> [EXERCISE PROMPT]
If a line in the entries below includes "true", show that line.

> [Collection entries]
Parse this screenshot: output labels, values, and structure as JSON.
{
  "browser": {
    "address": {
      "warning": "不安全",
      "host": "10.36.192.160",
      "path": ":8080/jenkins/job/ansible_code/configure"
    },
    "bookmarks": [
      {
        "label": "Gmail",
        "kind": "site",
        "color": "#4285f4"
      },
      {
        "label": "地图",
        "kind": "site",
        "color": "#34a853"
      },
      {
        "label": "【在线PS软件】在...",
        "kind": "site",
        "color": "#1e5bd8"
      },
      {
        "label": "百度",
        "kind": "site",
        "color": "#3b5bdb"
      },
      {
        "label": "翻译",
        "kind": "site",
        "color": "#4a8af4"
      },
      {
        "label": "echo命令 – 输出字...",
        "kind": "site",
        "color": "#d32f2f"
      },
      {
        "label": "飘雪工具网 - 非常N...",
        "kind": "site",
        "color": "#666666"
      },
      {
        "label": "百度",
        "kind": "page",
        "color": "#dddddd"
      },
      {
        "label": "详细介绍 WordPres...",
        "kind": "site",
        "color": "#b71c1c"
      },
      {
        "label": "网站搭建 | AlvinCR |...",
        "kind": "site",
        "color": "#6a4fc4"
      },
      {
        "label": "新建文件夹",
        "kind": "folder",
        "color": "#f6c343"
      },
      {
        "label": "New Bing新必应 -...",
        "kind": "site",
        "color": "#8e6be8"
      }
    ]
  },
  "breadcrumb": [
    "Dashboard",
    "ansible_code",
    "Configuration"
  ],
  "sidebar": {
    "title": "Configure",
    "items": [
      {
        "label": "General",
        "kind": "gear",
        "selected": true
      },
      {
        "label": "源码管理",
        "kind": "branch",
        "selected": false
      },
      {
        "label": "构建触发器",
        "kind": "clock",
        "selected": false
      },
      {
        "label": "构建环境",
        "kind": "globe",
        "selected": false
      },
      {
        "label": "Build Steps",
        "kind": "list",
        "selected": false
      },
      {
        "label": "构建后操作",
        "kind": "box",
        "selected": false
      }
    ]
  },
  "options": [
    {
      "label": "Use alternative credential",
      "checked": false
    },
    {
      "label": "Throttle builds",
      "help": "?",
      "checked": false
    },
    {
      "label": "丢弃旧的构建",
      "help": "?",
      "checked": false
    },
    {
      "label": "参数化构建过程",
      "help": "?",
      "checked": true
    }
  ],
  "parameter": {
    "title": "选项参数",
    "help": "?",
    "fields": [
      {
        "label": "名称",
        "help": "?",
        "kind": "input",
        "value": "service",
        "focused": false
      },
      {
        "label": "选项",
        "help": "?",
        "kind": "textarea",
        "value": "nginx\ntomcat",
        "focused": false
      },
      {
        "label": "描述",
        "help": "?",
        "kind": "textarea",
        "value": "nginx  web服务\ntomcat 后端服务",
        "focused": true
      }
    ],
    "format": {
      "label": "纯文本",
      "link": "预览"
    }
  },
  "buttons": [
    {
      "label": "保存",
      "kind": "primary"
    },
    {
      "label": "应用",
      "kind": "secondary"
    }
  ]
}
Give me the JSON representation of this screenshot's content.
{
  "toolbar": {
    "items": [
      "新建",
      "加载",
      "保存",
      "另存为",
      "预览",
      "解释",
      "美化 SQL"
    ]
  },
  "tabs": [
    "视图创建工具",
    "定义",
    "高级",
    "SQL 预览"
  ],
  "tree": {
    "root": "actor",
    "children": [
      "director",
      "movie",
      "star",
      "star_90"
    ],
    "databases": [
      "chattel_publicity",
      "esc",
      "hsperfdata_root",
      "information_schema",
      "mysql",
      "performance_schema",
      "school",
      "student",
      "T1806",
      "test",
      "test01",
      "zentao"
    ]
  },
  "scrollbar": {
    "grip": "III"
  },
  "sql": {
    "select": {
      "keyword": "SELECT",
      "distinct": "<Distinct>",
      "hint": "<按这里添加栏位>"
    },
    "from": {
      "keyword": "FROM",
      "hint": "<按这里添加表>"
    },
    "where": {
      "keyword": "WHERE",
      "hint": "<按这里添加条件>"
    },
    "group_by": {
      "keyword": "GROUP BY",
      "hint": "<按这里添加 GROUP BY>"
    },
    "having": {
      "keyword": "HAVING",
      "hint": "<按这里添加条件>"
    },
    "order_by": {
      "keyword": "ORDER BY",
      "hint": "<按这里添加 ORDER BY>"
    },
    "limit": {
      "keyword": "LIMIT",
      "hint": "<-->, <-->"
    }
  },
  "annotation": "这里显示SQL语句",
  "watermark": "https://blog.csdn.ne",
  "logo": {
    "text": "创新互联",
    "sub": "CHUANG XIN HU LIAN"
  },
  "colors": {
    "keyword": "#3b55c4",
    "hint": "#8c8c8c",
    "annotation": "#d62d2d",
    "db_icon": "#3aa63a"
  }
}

> [EXERCISE OUTPUT]
        "selected": true
      "checked": true
        "focused": true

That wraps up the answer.